I was in a situation partly of my own making, but largely as a result of someone else's behavior, and this is the first time in a very long friendship that I had reached out in this way, after many years and many occasions of me being there for him. Yes, this is a person who is asked for favors often, but not by me, and (as he fully understood) -- not lightly.
I needed help and I was turned down. But that was okay. That was within the realm of expectation. No one has any obligation to do a good deed for anyone else, and we all live by our own sets of rules. You might find mine inspiring or appalling; there's no right and wrong, just different world views.
Here's where everything went sideways.
After the request and refusal, my friend started sending me emails with advice about other ways I could fix my situation. The tone and content of these ranged from patronizing to patently insulting.
Imagine you are plagued with thirst and a person holding a pitcher of iced tea refuses to give you any, then starts sending you emails suggesting that you try to find a source of water, complete with a Google Earth image of all the water in your area. As if that had never occurred to you. As if you hadn't exhausted that and every other possibility before asking for the tea.
I was at a loss as to how to respond. I let the emails fester in my inbox, as I tried to figure out what to say, letting them upset me every time I opened my computer, feeling my body tense up and my mind lose its grip on happiness for a moment. Then it hit me.
No reply was necessary. Those emails weren't about me, they were about him, and his need to feel he was helping me after not doing so in the one way I needed.
So I hit DELETE.
DELETE. DELETE. DELETE. Buh-bye offensive email.
Honestly, it felt great. Then, I told my brain to forget all about them. I didn't need to forgive him, because honestly, he didn't do anything to hurt me. In his very tone-deaf way, he was trying to help. Also, who knows if he was so put-off by my request that he was trying to decide whether or not to forgive me? It's difficult to gauge anybody's sensibilities in situations like these, and as I said, there is no right and wrong, just different playbooks.
Yesterday was my birthday. He sent me a text with good wishes, and I replied, "Thanks." I decided to put all of this in the past and let our friendship proceed as if the whole incident didn't happen. That's what will leave me with the most happiness.
And if writing about this helps even one other person get past a moment like this in their own lives, then maybe everything happened exactly as it was supposed to.
Now that makes me happy!
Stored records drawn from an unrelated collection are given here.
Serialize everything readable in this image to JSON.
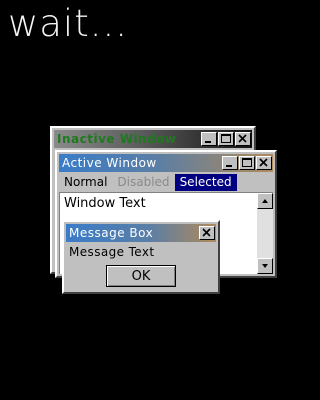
{
  "screen": {
    "wait_text": "wait..."
  },
  "inactive_window": {
    "title": "Inactive Window",
    "title_color": "#1d7a1d",
    "buttons": [
      "minimize-icon",
      "maximize-icon",
      "close-icon"
    ]
  },
  "active_window": {
    "title": "Active Window",
    "buttons": [
      "minimize-icon",
      "maximize-icon",
      "close-icon"
    ],
    "menu": {
      "normal": "Normal",
      "disabled": "Disabled",
      "selected": "Selected"
    },
    "selected_color": "#000080",
    "client_text": "Window Text",
    "scrollbar": {
      "up": "arrow-up-icon",
      "down": "arrow-down-icon"
    }
  },
  "message_box": {
    "title": "Message Box",
    "message": "Message Text",
    "ok_label": "OK"
  }
}
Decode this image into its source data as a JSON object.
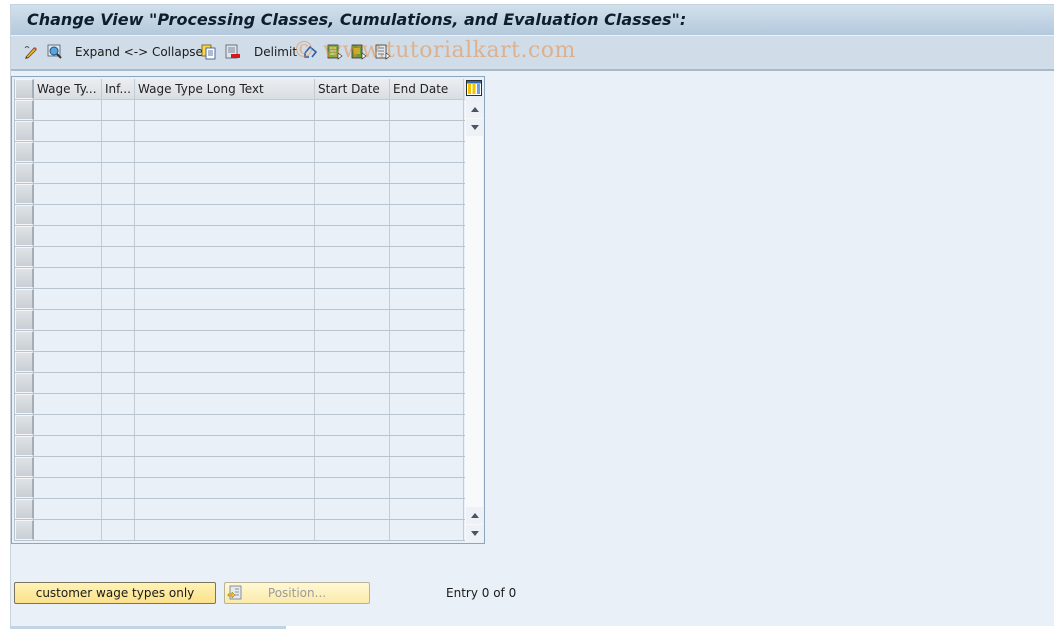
{
  "title": "Change View \"Processing Classes, Cumulations, and Evaluation Classes\":",
  "toolbar": {
    "items": [
      {
        "icon": "edit-pencil-icon"
      },
      {
        "icon": "display-search-icon"
      },
      {
        "label": "Expand <-> Collapse"
      },
      {
        "icon": "copy-icon"
      },
      {
        "icon": "delete-row-icon"
      },
      {
        "label": "Delimit"
      },
      {
        "icon": "undo-change-icon"
      },
      {
        "icon": "select-all-icon"
      },
      {
        "icon": "select-block-icon"
      },
      {
        "icon": "deselect-all-icon"
      }
    ],
    "expand_collapse_label": "Expand <-> Collapse",
    "delimit_label": "Delimit"
  },
  "watermark": "© www.tutorialkart.com",
  "table": {
    "columns": [
      "Wage Ty...",
      "Inf...",
      "Wage Type Long Text",
      "Start Date",
      "End Date"
    ],
    "row_count": 21,
    "rows": []
  },
  "buttons": {
    "customer_wage_types": "customer wage types only",
    "position": "Position..."
  },
  "entry_status": "Entry 0 of 0"
}
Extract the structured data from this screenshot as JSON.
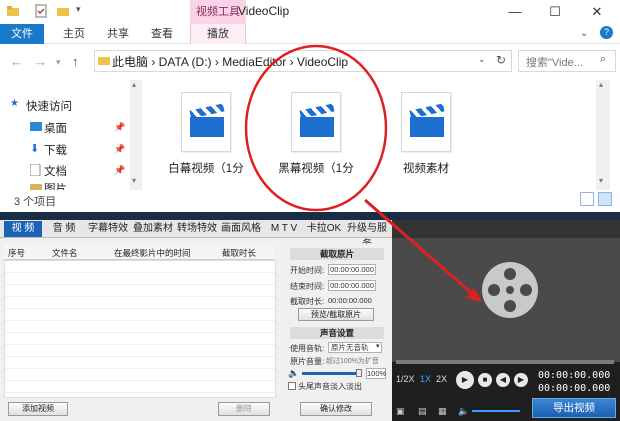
{
  "explorer": {
    "title": "VideoClip",
    "context_tab": "视频工具",
    "ribbon_tabs": [
      "文件",
      "主页",
      "共享",
      "查看",
      "播放"
    ],
    "window_controls": {
      "minimize": "—",
      "maximize": "☐",
      "close": "✕"
    },
    "breadcrumb": "此电脑  ›  DATA (D:)  ›  MediaEditor  ›  VideoClip",
    "search_placeholder": "搜索\"Vide...",
    "nav_items": [
      {
        "label": "快速访问"
      },
      {
        "label": "桌面"
      },
      {
        "label": "下载"
      },
      {
        "label": "文档"
      },
      {
        "label": "图片"
      }
    ],
    "files": [
      {
        "label": "白幕视频（1分"
      },
      {
        "label": "黑幕视频（1分"
      },
      {
        "label": "视频素材"
      }
    ],
    "status": "3 个项目"
  },
  "editor": {
    "tabs": [
      "视 频",
      "音 频",
      "字幕特效",
      "叠加素材",
      "转场特效",
      "画面风格",
      "M T V",
      "卡拉OK",
      "升级与服务"
    ],
    "list_headers": [
      "序号",
      "文件名",
      "在最终影片中的时间",
      "截取时长"
    ],
    "add_video": "添加视频",
    "delete": "删除",
    "clip_section": "截取原片",
    "start_label": "开始时间:",
    "start_value": "00:00:00.000",
    "end_label": "结束时间:",
    "end_value": "00:00:00.000",
    "duration_label": "截取时长:",
    "duration_value": "00:00:00.000",
    "preview_button": "预览/截取原片",
    "audio_section": "声音设置",
    "track_label": "使用音轨:",
    "track_value": "原片无音轨",
    "volume_label": "原片音量:",
    "volume_hint": "超过100%为扩音",
    "volume_value": "100%",
    "fade_label": "头尾声音淡入淡出",
    "confirm_button": "确认修改",
    "speeds": [
      "1/2X",
      "1X",
      "2X"
    ],
    "time_current": "00:00:00.000",
    "time_total": "00:00:00.000",
    "export_button": "导出视频"
  }
}
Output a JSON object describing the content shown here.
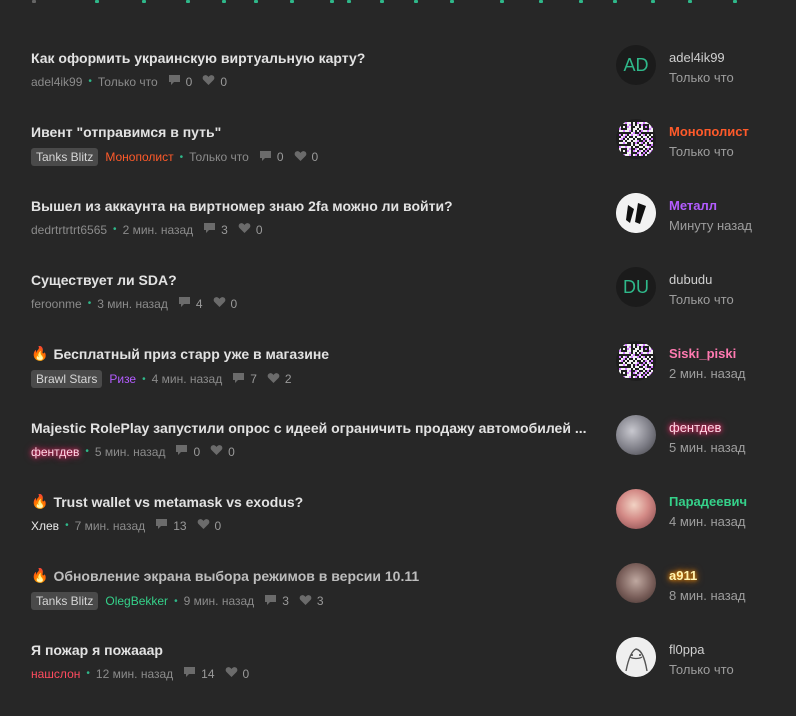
{
  "threads": [
    {
      "title": "Как оформить украинскую виртуальную карту?",
      "hot": false,
      "muted": false,
      "tag": "",
      "author": "adel4ik99",
      "author_color": "#8b8b8b",
      "time": "Только что",
      "replies": "0",
      "likes": "0",
      "last_user": "adel4ik99",
      "last_user_color": "#cfcfcf",
      "last_time": "Только что",
      "avatar_type": "initials",
      "avatar_initials": "AD"
    },
    {
      "title": "Ивент \"отправимся в путь\"",
      "hot": false,
      "muted": false,
      "tag": "Tanks Blitz",
      "author": "Монополист",
      "author_color": "#ff5a2a",
      "time": "Только что",
      "replies": "0",
      "likes": "0",
      "last_user": "Монополист",
      "last_user_color": "#ff5a2a",
      "last_time": "Только что",
      "avatar_type": "qr",
      "avatar_initials": ""
    },
    {
      "title": "Вышел из аккаунта на виртномер знаю 2fa можно ли войти?",
      "hot": false,
      "muted": false,
      "tag": "",
      "author": "dedrtrtrtrt6565",
      "author_color": "#8b8b8b",
      "time": "2 мин. назад",
      "replies": "3",
      "likes": "0",
      "last_user": "Металл",
      "last_user_color": "#b35cff",
      "last_time": "Минуту назад",
      "avatar_type": "logo",
      "avatar_initials": ""
    },
    {
      "title": "Существует ли SDA?",
      "hot": false,
      "muted": false,
      "tag": "",
      "author": "feroonme",
      "author_color": "#8b8b8b",
      "time": "3 мин. назад",
      "replies": "4",
      "likes": "0",
      "last_user": "dubudu",
      "last_user_color": "#cfcfcf",
      "last_time": "Только что",
      "avatar_type": "initials",
      "avatar_initials": "DU"
    },
    {
      "title": "Бесплатный приз старр уже в магазине",
      "hot": true,
      "muted": false,
      "tag": "Brawl Stars",
      "author": "Ризе",
      "author_color": "#b35cff",
      "time": "4 мин. назад",
      "replies": "7",
      "likes": "2",
      "last_user": "Siski_piski",
      "last_user_color": "#ff7ab1",
      "last_time": "2 мин. назад",
      "avatar_type": "qr",
      "avatar_initials": ""
    },
    {
      "title": "Majestic RolePlay запустили опрос с идеей ограничить продажу автомобилей ...",
      "hot": false,
      "muted": false,
      "tag": "",
      "author": "фентдев",
      "author_color": "glow-pink",
      "time": "5 мин. назад",
      "replies": "0",
      "likes": "0",
      "last_user": "фентдев",
      "last_user_color": "glow-pink",
      "last_time": "5 мин. назад",
      "avatar_type": "photo1",
      "avatar_initials": ""
    },
    {
      "title": "Trust wallet vs metamask vs exodus?",
      "hot": true,
      "muted": false,
      "tag": "",
      "author": "Хлев",
      "author_color": "#e8e8e8",
      "time": "7 мин. назад",
      "replies": "13",
      "likes": "0",
      "last_user": "Парадеевич",
      "last_user_color": "#35d18a",
      "last_time": "4 мин. назад",
      "avatar_type": "photo2",
      "avatar_initials": ""
    },
    {
      "title": "Обновление экрана выбора режимов в версии 10.11",
      "hot": true,
      "muted": true,
      "tag": "Tanks Blitz",
      "author": "OlegBekker",
      "author_color": "#35d18a",
      "time": "9 мин. назад",
      "replies": "3",
      "likes": "3",
      "last_user": "a911",
      "last_user_color": "glow-gold",
      "last_time": "8 мин. назад",
      "avatar_type": "photo3",
      "avatar_initials": ""
    },
    {
      "title": "Я пожар я пожааар",
      "hot": false,
      "muted": false,
      "tag": "",
      "author": "нашслон",
      "author_color": "#ff4b5f",
      "time": "12 мин. назад",
      "replies": "14",
      "likes": "0",
      "last_user": "fl0ppa",
      "last_user_color": "#cfcfcf",
      "last_time": "Только что",
      "avatar_type": "photo4",
      "avatar_initials": ""
    }
  ]
}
Valerie Alexander is the author of Happiness as a Second Language, a #1 Seller on Amazon in both the Happiness and Self-Help categories, and the forthcoming book, Success as a Second Language: A Guidebook for Defining and Achieving Personal Success, to be published October, 2014. She runs workshops and seminars for companies and organizations seeking to maximize their results by making happiness a priority, and for women seeking greater success in the workplace.